Child Support Assistance

Below we list frequently asked questions and answers with regards to child support. If you still have questions or issues about child support, we recommend you contact your state child support office.


Who do I contact if I know the location of a non-paying parent?

If you know where a non-paying parent is living, you may be able to submit information anonymously through your state's child support website or through the Department of Health and Human Services Office of Inspector General's website.


How to get help with parenting time or enforcing visitation so I can see my children?

States administer the Access and Visitation Program to help noncustodial parents see their children. Services vary by state, but may include mediation, counseling, education, development of parenting plans, supervised visitation, safe exchange services, and development of guidelines for visitation and alternative custody arrangements.

In addition to the Access and Visitation Program, many states and local governments have resources and procedures for helping parents with parenting time. Check with the Access and Visitation Program contact in your state for more information.


Is there a money limit that can be taken from my paycheck for child support?

Yes. The amount that can be withheld from your wages is limited by the Federal Consumer Credit Protection Act. Here are the limits:

  • 50% of disposable income if an obligated parent has a second family
  • 60% if there is no second family

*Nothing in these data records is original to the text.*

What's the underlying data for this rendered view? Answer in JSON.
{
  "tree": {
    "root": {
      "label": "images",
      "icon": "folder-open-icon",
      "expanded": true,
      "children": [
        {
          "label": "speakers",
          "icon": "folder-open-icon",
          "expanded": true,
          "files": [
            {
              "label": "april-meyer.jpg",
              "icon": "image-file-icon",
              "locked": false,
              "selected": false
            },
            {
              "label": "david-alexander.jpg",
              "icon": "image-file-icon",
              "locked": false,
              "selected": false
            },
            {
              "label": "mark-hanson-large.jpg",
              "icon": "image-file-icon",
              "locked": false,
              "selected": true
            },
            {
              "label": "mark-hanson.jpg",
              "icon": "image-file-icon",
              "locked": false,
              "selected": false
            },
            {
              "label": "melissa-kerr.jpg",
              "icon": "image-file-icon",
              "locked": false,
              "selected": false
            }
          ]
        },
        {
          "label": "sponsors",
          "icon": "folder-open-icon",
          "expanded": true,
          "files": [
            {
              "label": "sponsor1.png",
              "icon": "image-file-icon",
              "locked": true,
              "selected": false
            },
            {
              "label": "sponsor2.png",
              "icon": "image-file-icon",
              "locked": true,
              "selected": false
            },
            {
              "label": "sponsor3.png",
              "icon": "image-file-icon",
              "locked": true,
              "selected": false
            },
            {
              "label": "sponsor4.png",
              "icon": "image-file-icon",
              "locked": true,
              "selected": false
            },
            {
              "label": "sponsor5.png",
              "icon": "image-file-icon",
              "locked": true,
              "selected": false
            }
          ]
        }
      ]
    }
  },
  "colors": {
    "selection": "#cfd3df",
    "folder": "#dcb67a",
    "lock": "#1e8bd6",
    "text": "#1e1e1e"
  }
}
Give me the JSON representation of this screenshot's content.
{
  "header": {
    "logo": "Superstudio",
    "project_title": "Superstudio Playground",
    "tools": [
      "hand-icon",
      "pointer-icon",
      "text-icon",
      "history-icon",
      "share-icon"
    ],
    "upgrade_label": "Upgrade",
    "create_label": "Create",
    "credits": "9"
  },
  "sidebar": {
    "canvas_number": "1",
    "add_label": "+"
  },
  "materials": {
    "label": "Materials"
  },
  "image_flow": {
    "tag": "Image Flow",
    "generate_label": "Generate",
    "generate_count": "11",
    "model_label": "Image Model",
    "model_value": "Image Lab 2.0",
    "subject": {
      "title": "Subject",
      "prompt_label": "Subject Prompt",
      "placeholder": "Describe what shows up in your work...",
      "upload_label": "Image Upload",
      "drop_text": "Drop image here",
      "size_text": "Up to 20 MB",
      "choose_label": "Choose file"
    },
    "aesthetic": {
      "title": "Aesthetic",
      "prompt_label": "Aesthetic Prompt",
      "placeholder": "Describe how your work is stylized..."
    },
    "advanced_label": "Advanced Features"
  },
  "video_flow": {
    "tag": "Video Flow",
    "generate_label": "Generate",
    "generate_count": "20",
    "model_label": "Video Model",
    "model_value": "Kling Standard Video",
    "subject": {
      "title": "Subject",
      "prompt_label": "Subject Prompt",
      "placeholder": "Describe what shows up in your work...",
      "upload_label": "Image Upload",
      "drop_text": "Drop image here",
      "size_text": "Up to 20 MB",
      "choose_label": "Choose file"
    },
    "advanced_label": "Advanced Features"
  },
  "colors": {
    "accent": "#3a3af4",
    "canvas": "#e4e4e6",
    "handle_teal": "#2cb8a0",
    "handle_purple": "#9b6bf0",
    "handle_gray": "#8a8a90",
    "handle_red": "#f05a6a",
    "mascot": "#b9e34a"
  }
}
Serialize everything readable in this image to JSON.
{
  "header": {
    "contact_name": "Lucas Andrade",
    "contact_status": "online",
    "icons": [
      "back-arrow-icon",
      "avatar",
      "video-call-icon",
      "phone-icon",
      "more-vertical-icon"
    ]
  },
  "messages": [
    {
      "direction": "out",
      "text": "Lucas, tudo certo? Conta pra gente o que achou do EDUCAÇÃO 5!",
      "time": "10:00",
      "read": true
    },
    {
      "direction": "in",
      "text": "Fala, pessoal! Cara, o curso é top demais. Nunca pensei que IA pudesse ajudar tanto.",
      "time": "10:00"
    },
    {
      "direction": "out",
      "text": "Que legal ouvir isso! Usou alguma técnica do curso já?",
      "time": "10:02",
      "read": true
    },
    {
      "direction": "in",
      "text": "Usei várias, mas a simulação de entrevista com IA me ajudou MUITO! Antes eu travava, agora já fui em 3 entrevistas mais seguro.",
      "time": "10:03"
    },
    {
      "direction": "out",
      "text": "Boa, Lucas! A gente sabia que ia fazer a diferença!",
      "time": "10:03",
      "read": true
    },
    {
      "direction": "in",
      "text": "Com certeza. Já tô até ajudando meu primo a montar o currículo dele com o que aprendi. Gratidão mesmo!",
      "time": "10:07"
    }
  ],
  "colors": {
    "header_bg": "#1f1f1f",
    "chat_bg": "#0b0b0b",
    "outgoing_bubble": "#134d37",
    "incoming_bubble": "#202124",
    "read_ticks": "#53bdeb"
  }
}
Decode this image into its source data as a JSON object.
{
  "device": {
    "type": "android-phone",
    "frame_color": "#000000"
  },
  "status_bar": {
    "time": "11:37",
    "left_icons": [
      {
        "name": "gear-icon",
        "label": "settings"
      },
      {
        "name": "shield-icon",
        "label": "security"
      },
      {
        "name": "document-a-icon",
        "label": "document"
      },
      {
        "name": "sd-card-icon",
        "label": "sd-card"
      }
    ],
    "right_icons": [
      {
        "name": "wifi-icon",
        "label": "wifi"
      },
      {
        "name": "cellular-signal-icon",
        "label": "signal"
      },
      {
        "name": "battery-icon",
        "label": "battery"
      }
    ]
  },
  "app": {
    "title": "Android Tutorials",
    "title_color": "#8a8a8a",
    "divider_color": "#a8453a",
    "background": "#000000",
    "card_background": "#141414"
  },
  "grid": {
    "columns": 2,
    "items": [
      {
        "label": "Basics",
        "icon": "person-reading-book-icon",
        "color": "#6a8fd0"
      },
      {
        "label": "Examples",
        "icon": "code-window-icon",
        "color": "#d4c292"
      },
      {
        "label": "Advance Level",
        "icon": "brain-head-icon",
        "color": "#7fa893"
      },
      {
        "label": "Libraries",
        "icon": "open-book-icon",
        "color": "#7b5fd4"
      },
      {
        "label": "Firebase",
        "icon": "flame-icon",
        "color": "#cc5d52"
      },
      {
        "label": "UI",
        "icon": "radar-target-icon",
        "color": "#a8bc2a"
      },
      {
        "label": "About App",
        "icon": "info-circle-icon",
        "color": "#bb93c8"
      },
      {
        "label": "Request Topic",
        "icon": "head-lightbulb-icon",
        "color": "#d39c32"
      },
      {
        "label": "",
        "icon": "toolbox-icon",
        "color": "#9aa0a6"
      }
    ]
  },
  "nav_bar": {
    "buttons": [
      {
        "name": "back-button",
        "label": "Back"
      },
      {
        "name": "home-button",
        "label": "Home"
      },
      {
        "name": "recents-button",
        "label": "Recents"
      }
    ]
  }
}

These limits are each increased by 5 percent (to 55% and 65%) if payments are in arrears (past-due) for a period equal to 12 weeks or more. State law may further limit the amount that can be taken from your paycheck.

Visit the Intergovernmental Reference Guide, select your state on the map, and look under "Income Withholding" to find information about your state's income withholding limits and procedures.


How is the amount of my child support order set?

All states have official child support guidelines. The guidelines are used to calculate how much a parent should contribute to financially support his or her child. State agencies and courts must use the guidelines unless they are shown to be inappropriate in a particular case.

Most state guidelines consider, at a minimum, the needs of the child, other dependents, and the ability of the parents to pay. Federal law requires every child support order to address how parents will provide for their child's health care needs. To learn more about medical support, take a look at the Child Support Handbook.

Some states use an income-shares model, which means the guidelines are based on the total income of both parents. Other states use a percentage model that calculates the child support amount only on the income of the noncustodial parent. The percentage model assumes that the custodial parent is contributing toward the child's needs by providing care, food, clothing, and shelter.

Visit the Intergovernmental Reference Guide, select your state on the map, and look under "Support Details" to find information about child support guidelines in your state. The Child Support Handbook also has information on guidelines and establishing a child support order.


How much do the child support services cost?

Some agencies have an application fee, usually no more than $25. In some instances this fee can be waived. Check with your local tribal or state agency for details.


What is the status of my child support case?

If you need to find out the status of your case or have a question about your case, contact your state or tribal child support agency. The federal office of child support enforcement does not have direct access to case information.


What documents do I need to bring to the child support office?

Bring as much of the following information as possible. This will help the child support office locate the parent, establish paternity, and establish and enforce your child support order.

  • Information about the noncustodial parent
  • Name, address and Social Security number
  • Name and address of current or recent employer
  • Names of friends and relatives, names of organizations to which he or she might belong
  • Information about his or her income and assets - pay slips, tax returns, bank accounts, investments or property holdings
  • Physical description, or photograph, if possible
  • Birth certificates of children
  • If paternity is an issue, written statements (letters or notes) in which the alleged father has said or implied that he is the father of the child
  • Your child support order, divorce decree, or separation agreement if you have one
  • Records of any child support received in the past
  • Information about your income and assets
  • Information about expenses, such as your child's health care, daycare, or special needs

Is there an application fee?

People receiving assistance under Medicaid, Foster Care, or cash assistance programs do not have to pay for child support services. For all others, a fee of up to $25 is charged, although some states absorb all or part of the fee or collect payment from the noncustodial parent.


Can I establish paternity even though the father of my child lives in another state?

Yes, you can pursue a paternity establishment action even if your child's father lives in another state. Your state may be able to claim jurisdiction and establish paternity if the father has lived in your state, the child was conceived in your state, or there is another basis for your state to have authority over the case.

Otherwise your state can petition the jurisdiction in which your child's father lives to establish paternity under their laws. Often, genetic tests will be ordered to help prove paternity. Ask your caseworker for specific information about the laws in your state and the state where the other parent lives.


How can I access payment information on my child support account?

Contact your child support office for payment information. They can provide you with information about:

  • Making a child support payment (online, by phone, or in person)
  • Accessing payment history or payment records
  • Setting up recurring payments
  • Electronic payment options for making or receiving payments

Some state websites allow you to access your payment information online; the federal website does not. To find the website for your state, click here.


How can I file a complaint about my local child support office?

Each state has a formal complaint process to address customer service issues. Ask your state child support agency for help. The state child support website can provide additional information about its specific process for filing a complaint. Some states have complaint forms available online.

If you have tried unsuccessfully to resolve a case problem at your local child support office, contact the federal OCSE office using this form.